### Work request
Reproduce the listing below verbatim.

### Given information
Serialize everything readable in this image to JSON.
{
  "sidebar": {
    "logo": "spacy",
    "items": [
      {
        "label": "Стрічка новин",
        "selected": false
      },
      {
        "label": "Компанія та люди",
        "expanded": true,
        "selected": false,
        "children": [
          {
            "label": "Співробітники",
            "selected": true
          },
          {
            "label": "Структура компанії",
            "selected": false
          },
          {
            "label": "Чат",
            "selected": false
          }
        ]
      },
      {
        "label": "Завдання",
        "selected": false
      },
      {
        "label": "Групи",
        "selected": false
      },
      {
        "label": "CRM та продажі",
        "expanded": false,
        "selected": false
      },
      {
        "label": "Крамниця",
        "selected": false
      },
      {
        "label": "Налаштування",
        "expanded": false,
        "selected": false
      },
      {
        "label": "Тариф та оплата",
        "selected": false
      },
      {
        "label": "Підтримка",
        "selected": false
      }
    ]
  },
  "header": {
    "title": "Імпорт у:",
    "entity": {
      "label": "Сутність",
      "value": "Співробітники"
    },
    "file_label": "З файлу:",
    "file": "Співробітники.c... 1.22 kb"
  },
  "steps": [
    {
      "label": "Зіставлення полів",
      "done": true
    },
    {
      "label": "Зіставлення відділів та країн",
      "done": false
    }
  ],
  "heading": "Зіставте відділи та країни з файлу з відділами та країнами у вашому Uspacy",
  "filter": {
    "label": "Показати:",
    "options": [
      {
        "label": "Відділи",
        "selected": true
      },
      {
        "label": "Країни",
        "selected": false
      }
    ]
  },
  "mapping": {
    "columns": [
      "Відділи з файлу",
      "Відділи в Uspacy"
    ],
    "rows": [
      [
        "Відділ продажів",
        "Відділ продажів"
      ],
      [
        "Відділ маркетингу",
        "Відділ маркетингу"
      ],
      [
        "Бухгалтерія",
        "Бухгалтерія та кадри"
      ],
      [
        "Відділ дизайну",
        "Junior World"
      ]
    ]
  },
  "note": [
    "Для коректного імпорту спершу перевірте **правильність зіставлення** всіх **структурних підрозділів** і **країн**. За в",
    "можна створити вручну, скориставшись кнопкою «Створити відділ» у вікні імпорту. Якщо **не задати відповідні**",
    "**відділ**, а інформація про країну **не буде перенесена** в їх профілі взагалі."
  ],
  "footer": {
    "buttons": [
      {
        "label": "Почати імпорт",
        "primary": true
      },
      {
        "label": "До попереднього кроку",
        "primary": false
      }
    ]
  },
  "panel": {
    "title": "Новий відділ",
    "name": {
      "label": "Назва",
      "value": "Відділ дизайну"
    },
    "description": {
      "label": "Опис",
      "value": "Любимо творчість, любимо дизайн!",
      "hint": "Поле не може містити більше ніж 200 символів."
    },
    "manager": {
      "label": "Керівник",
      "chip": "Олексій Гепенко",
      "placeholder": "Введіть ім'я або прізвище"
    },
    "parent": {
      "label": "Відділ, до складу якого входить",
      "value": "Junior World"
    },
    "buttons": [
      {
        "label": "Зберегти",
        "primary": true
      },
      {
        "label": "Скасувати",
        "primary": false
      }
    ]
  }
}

### Response area
Serialize everything readable in this image to JSON.
{
  "sidebar": {
    "logo": "spacy",
    "items": [
      {
        "label": "Стрічка новин",
        "selected": false
      },
      {
        "label": "Компанія та люди",
        "expanded": true,
        "selected": false,
        "children": [
          {
            "label": "Співробітники",
            "selected": true
          },
          {
            "label": "Структура компанії",
            "selected": false
          },
          {
            "label": "Чат",
            "selected": false
          }
        ]
      },
      {
        "label": "Завдання",
        "selected": false
      },
      {
        "label": "Групи",
        "selected": false
      },
      {
        "label": "CRM та продажі",
        "expanded": false,
        "selected": false
      },
      {
        "label": "Крамниця",
        "selected": false
      },
      {
        "label": "Налаштування",
        "expanded": false,
        "selected": false
      },
      {
        "label": "Тариф та оплата",
        "selected": false
      },
      {
        "label": "Підтримка",
        "selected": false
      }
    ]
  },
  "header": {
    "title": "Імпорт у:",
    "entity": {
      "label": "Сутність",
      "value": "Співробітники"
    },
    "file_label": "З файлу:",
    "file": "Співробітники.c... 1.22 kb"
  },
  "steps": [
    {
      "label": "Зіставлення полів",
      "done": true
    },
    {
      "label": "Зіставлення відділів та країн",
      "done": false
    }
  ],
  "heading": "Зіставте відділи та країни з файлу з відділами та країнами у вашому Uspacy",
  "filter": {
    "label": "Показати:",
    "options": [
      {
        "label": "Відділи",
        "selected": true
      },
      {
        "label": "Країни",
        "selected": false
      }
    ]
  },
  "mapping": {
    "columns": [
      "Відділи з файлу",
      "Відділи в Uspacy"
    ],
    "rows": [
      [
        "Відділ продажів",
        "Відділ продажів"
      ],
      [
        "Відділ маркетингу",
        "Відділ маркетингу"
      ],
      [
        "Бухгалтерія",
        "Бухгалтерія та кадри"
      ],
      [
        "Відділ дизайну",
        "Junior World"
      ]
    ]
  },
  "note": [
    "Для коректного імпорту спершу перевірте **правильність зіставлення** всіх **структурних підрозділів** і **країн**. За в",
    "можна створити вручну, скориставшись кнопкою «Створити відділ» у вікні імпорту. Якщо **не задати відповідні**",
    "**відділ**, а інформація про країну **не буде перенесена** в їх профілі взагалі."
  ],
  "footer": {
    "buttons": [
      {
        "label": "Почати імпорт",
        "primary": true
      },
      {
        "label": "До попереднього кроку",
        "primary": false
      }
    ]
  },
  "panel": {
    "title": "Новий відділ",
    "name": {
      "label": "Назва",
      "value": "Відділ дизайну"
    },
    "description": {
      "label": "Опис",
      "value": "Любимо творчість, любимо дизайн!",
      "hint": "Поле не може містити більше ніж 200 символів."
    },
    "manager": {
      "label": "Керівник",
      "chip": "Олексій Гепенко",
      "placeholder": "Введіть ім'я або прізвище"
    },
    "parent": {
      "label": "Відділ, до складу якого входить",
      "value": "Junior World"
    },
    "buttons": [
      {
        "label": "Зберегти",
        "primary": true
      },
      {
        "label": "Скасувати",
        "primary": false
      }
    ]
  }
}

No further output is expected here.